Smokler and Boone crisscross America in search of vinyl-guided mystics. They visit record pressing plants, jacket manufacturers and record stores. In Ventura, they interview Logan Melissa, whose popular Instagram account features her visually recreating classic album covers from her record stacks.

In Kansas City, the camera moves down a blocklong line of Record Store Day customers waiting for Mills Record Co. to open for the day, then follows them in as they shop. Speaking among his voluminous collection, writer and DJ Wang (who also appears in “Record Safari”) recalls the ways in which samples on hip-hop tracks generated an entire subset of obsessives.

Down I-5, the film travels to Stoughton Printing in City of Industry. There, long-bearded production planner Rob Maushund recalls the ways in which the stalwart jacket-pressing company has endured the ups and downs of the business. In doing so, he illustrates how a record’s physicality — its texture, weight, composition — inspires such fetishism.

“If there are one or more people with Jheri curls on the cover, I’m pretty sure there’s going to be some heat,” says Los Angeles collector Monalisa Murray of one picking strategy.


It’s safe to say most music freaks interviewed in both “Record Safari” and “Vinyl Nation” would cite Other Music as among the most important indie retailers of the past few decades. When it opened in 1995, it did so across the street from the then-powerhouse Tower Records superstore. About the size of a two-car garage, Other Music felt packed when more than a dozen people were shopping.

The reason for its importance is best explained by Depeche Mode’s Martin Gore during “Other Music”: “Per square meter, it probably had more interest value than any other shop I’d ever been in in the world.”

Opened by a trio of Kim’s Underground expats — Josh Madell, Chris Vanderloo and Jeff Gibson — Other Music helped define the notion of a “curated” record store as Napster and iTunes were decimating the market for physical music. Across the street, Tower had everything, no matter if it was good, bad or neither. Because of its size, Other Music couldn’t fit much, so every recording it carried had to be great.

“Other Music is kind of like a religious experience,” actor Benicio del Toro says during the film, as he’s picking up a box of new stuff. “After a while they get to know your taste, and sometimes I just come here and say, ‘Pick ‘em.’”

Elsewhere directors Puloma Basu and Rob Hatch-Miller sit down with famous people including actor Jason Schwartzman and TV on the Radio singer Tunde Adebimpe to discuss the ways in which the space informed East Village culture. The directors were allowed access as the shop made the difficult decision to close, and the film gets into the close-quartered lives of a group of fanatics whose lives were changed in a shoebox shop.

The film, in fact, begins at the end of Other Music’s story, as a second-line-style parade marches through the neighborhood to mark the company’s demise. Across the next 90 minutes, Basu and Hatch-Miller illuminate ways in which little rooms with good music can build scenes as they inform and enliven entire populations. Vampire Weekend’s Ezra Koenig recalls discovering “the curated, cool place across from this massive megastore” as a kid. Le Tigre’s JD Samson speaks of similar epiphanies.

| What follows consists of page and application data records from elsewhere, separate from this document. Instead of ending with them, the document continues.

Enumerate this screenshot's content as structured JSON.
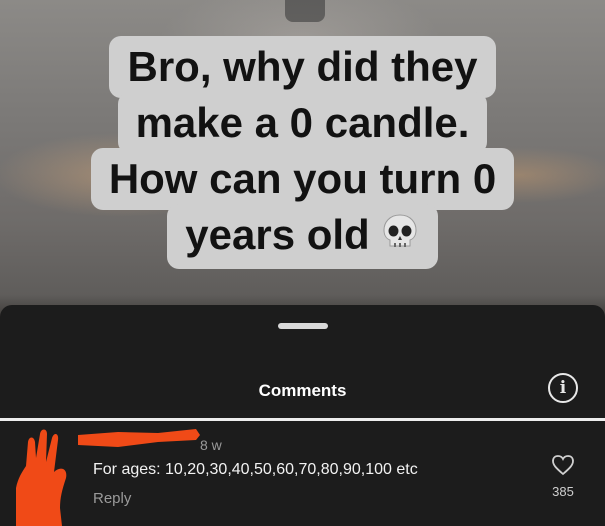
{
  "video": {
    "caption_lines": [
      "Bro, why did they",
      "make a 0 candle.",
      "How can you turn 0",
      "years old"
    ],
    "caption_emoji": "skull-icon"
  },
  "sheet": {
    "title": "Comments",
    "info_icon": "info-icon",
    "info_label": "i"
  },
  "comment": {
    "time": "8 w",
    "text": "For ages: 10,20,30,40,50,60,70,80,90,100 etc",
    "reply_label": "Reply",
    "like_count": "385",
    "like_icon": "heart-icon"
  },
  "colors": {
    "sheet_bg": "#1c1c1c",
    "redaction": "#f04a17",
    "caption_bg": "#cfcfcf"
  }
}
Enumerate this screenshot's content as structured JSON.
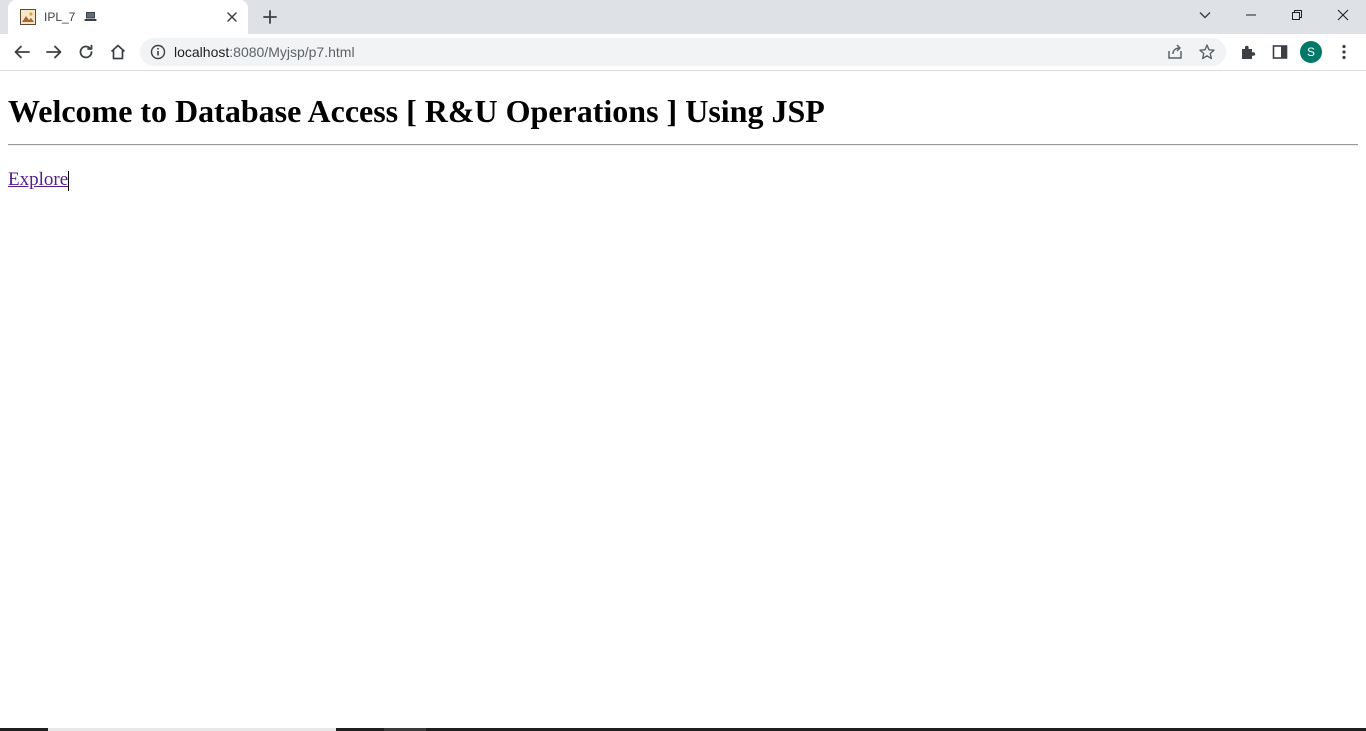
{
  "browser": {
    "tab": {
      "title": "IPL_7",
      "favicon": "image-favicon",
      "title_emoji_icon": "laptop-icon"
    },
    "window_controls": [
      "tab-search",
      "minimize",
      "restore",
      "close"
    ],
    "address_bar": {
      "host": "localhost",
      "path": ":8080/Myjsp/p7.html"
    },
    "profile_initial": "S",
    "colors": {
      "tabstrip_bg": "#dee1e6",
      "omnibox_bg": "#f1f3f4",
      "avatar": "#00796b",
      "visited_link": "#551a8b"
    }
  },
  "page": {
    "heading": "Welcome to Database Access [ R&U Operations ] Using JSP",
    "link_label": "Explore"
  }
}
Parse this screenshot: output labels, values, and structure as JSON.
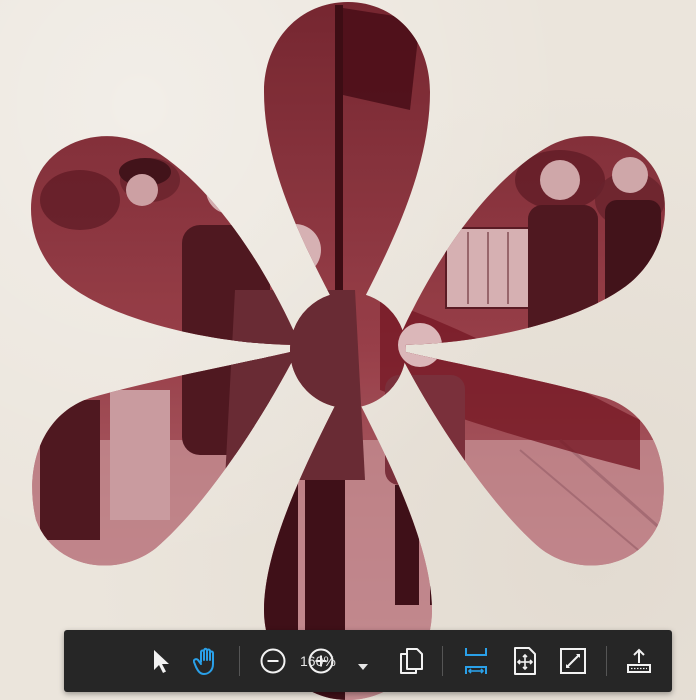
{
  "viewer": {
    "zoom_level": "160%",
    "active_tool": "hand"
  },
  "toolbar": {
    "buttons": [
      {
        "name": "select-tool",
        "icon": "pointer-arrow-icon",
        "active": false
      },
      {
        "name": "hand-tool",
        "icon": "hand-icon",
        "active": true
      },
      {
        "name": "zoom-out",
        "icon": "minus-circle-icon",
        "active": false
      },
      {
        "name": "zoom-in",
        "icon": "plus-circle-icon",
        "active": false
      },
      {
        "name": "copy",
        "icon": "copy-pages-icon",
        "active": false
      },
      {
        "name": "fit-width",
        "icon": "fit-width-icon",
        "active": true
      },
      {
        "name": "fit-page",
        "icon": "fit-page-icon",
        "active": false
      },
      {
        "name": "fullscreen",
        "icon": "fullscreen-icon",
        "active": false
      },
      {
        "name": "export",
        "icon": "upload-tray-icon",
        "active": false
      }
    ]
  },
  "colors": {
    "toolbar_bg": "#262626",
    "icon_default": "#f2f2f2",
    "icon_active": "#2aa0e8",
    "page_bg": "#ebe5dc",
    "photo_tint": "#a14650"
  }
}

“Other Music” reaches its climax when the store announces its closure, and cameras are inside as longtime customers go on final sprees and bid farewells. “They should have a therapist here,” says one customer as the final day approaches.


Sadly, viewers might want to have their therapists on speed dial during the triple feature. As with every other small business during the shutdown, record stores are barely surviving. Some are making do through Instagram sales or eBay auctions. Proceeds from online sales of “Vinyl Nation” and “Other Music,” in fact, are being directed to brick-and-mortar music retailers for a limited time. .

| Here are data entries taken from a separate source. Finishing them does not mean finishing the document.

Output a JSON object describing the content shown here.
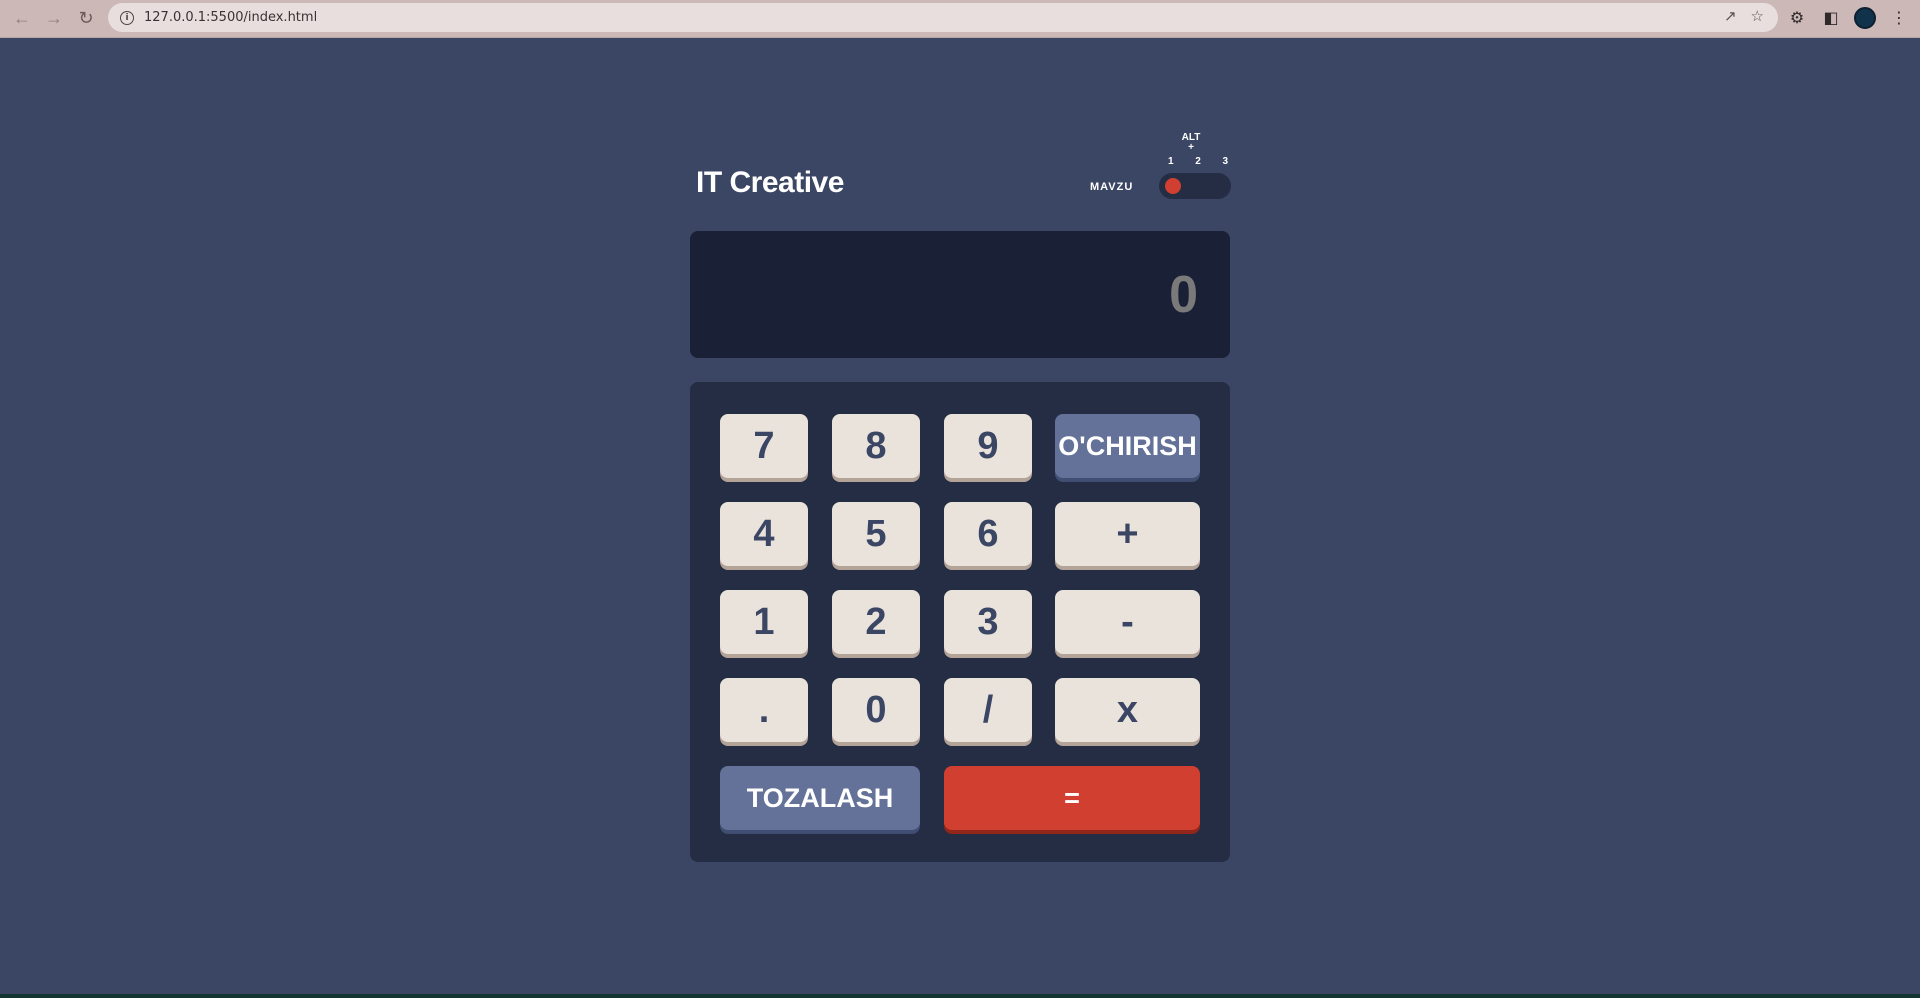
{
  "browser": {
    "url": "127.0.0.1:5500/index.html",
    "icons": [
      "back-arrow-icon",
      "forward-arrow-icon",
      "reload-icon",
      "info-icon",
      "share-icon",
      "star-icon",
      "extensions-icon",
      "sidepanel-icon",
      "profile-avatar-icon",
      "menu-dots-icon"
    ]
  },
  "app": {
    "title": "IT Creative",
    "theme": {
      "label": "MAVZU",
      "hint": "ALT\n+",
      "options": [
        "1",
        "2",
        "3"
      ],
      "selected": 1
    },
    "display": {
      "value": "0"
    },
    "keys": {
      "k7": "7",
      "k8": "8",
      "k9": "9",
      "del": "O'CHIRISH",
      "k4": "4",
      "k5": "5",
      "k6": "6",
      "add": "+",
      "k1": "1",
      "k2": "2",
      "k3": "3",
      "sub": "-",
      "dot": ".",
      "k0": "0",
      "div": "/",
      "mul": "x",
      "reset": "TOZALASH",
      "equals": "="
    },
    "colors": {
      "background": "#3b4664",
      "screen": "#1a2036",
      "keypad": "#242d44",
      "key": "#eae3dc",
      "key_text": "#3b4664",
      "accent_blue": "#647299",
      "accent_red": "#d03f2f"
    }
  }
}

Only as social distancing restrictions ease will buyers and sellers know how many stores remain.

Still, the devotion for record shops conveyed across the three films suggests that as long as the stock hasn’t warped or molded, buyers will be waiting outside on the first morning of After Times, if they aren’t already.

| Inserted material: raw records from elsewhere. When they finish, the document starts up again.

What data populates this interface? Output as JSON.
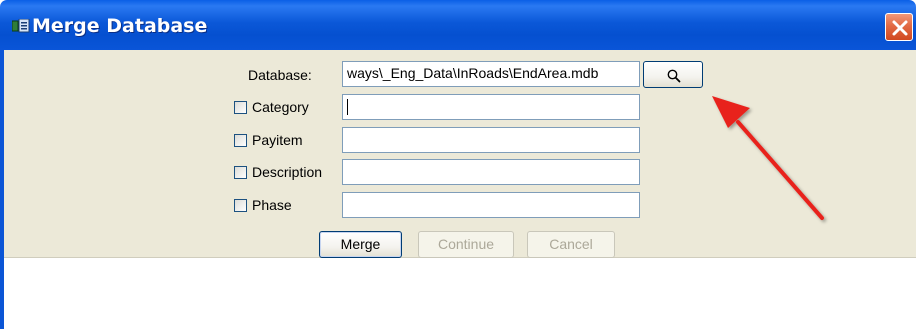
{
  "window": {
    "title": "Merge Database",
    "icon": "app-icon",
    "close_icon": "close-icon"
  },
  "form": {
    "database_label": "Database:",
    "database_value": "ways\\_Eng_Data\\InRoads\\EndArea.mdb",
    "browse_icon": "search-icon",
    "fields": [
      {
        "label": "Category",
        "value": "",
        "checked": false
      },
      {
        "label": "Payitem",
        "value": "",
        "checked": false
      },
      {
        "label": "Description",
        "value": "",
        "checked": false
      },
      {
        "label": "Phase",
        "value": "",
        "checked": false
      }
    ]
  },
  "buttons": {
    "merge": "Merge",
    "continue": "Continue",
    "cancel": "Cancel"
  },
  "annotation": {
    "arrow_color": "#e8231c"
  }
}
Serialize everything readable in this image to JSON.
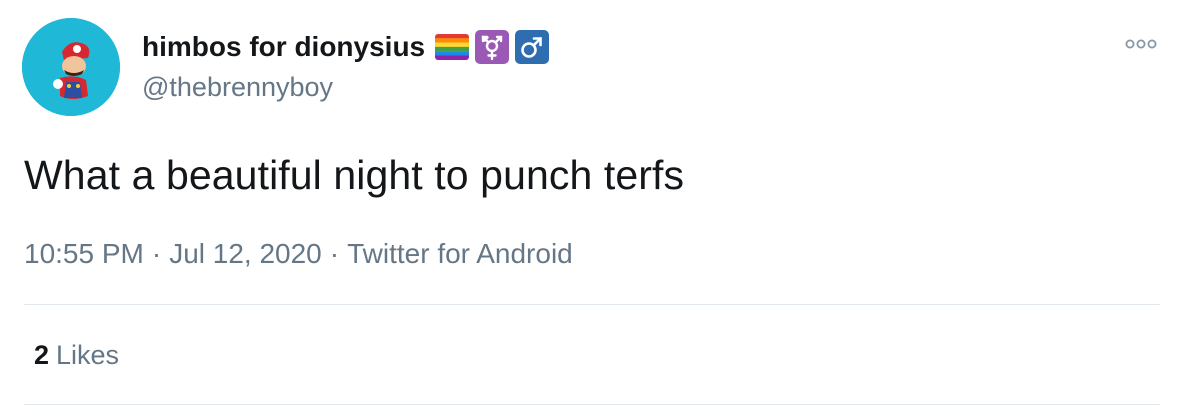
{
  "author": {
    "display_name": "himbos for dionysius",
    "handle": "@thebrennyboy",
    "name_emojis": [
      "rainbow-flag-icon",
      "transgender-symbol-icon",
      "male-sign-icon"
    ],
    "avatar": "avatar-mario-icon"
  },
  "tweet": {
    "text": "What a beautiful night to punch terfs",
    "time": "10:55 PM",
    "date": "Jul 12, 2020",
    "source": "Twitter for Android",
    "separator": "·"
  },
  "stats": {
    "likes_count": "2",
    "likes_label": "Likes"
  },
  "colors": {
    "primary_text": "#14171a",
    "secondary_text": "#657786",
    "divider": "#e1e8ed",
    "avatar_bg": "#1fb8d6",
    "trans_box": "#9b59b6",
    "male_box": "#2d6db0"
  }
}
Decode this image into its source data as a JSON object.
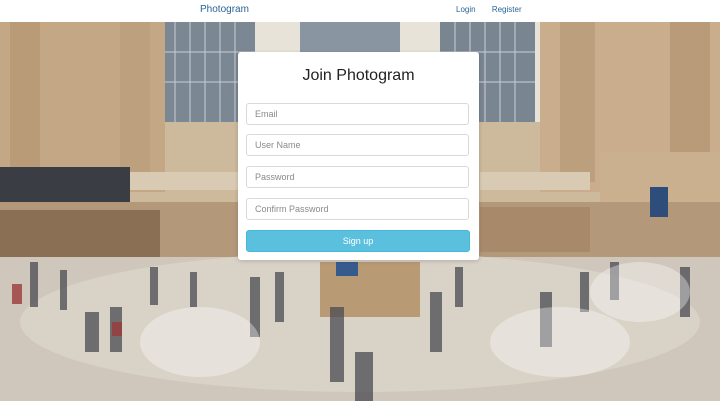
{
  "navbar": {
    "brand": "Photogram",
    "login": "Login",
    "register": "Register"
  },
  "signup": {
    "title": "Join Photogram",
    "email_placeholder": "Email",
    "username_placeholder": "User Name",
    "password_placeholder": "Password",
    "confirm_placeholder": "Confirm Password",
    "submit_label": "Sign up"
  },
  "colors": {
    "brand_link": "#2a6496",
    "button": "#5bc0de",
    "card_bg": "#ffffff"
  }
}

“Record Safari” is currently available for viewing through Record Safari site, Apple TV, Roku, Vimeo and Chromecast.

“Vinyl Nation” will offer a limited-time digital screening, in partnership with Record Store Day, on Saturday and Sunday. Ticket sales will benefit independent record retailers. More info.

“Other Music” is available for $11.50 through Thursday for screening via Factory 25. Ticket sales will benefit independent record retailers.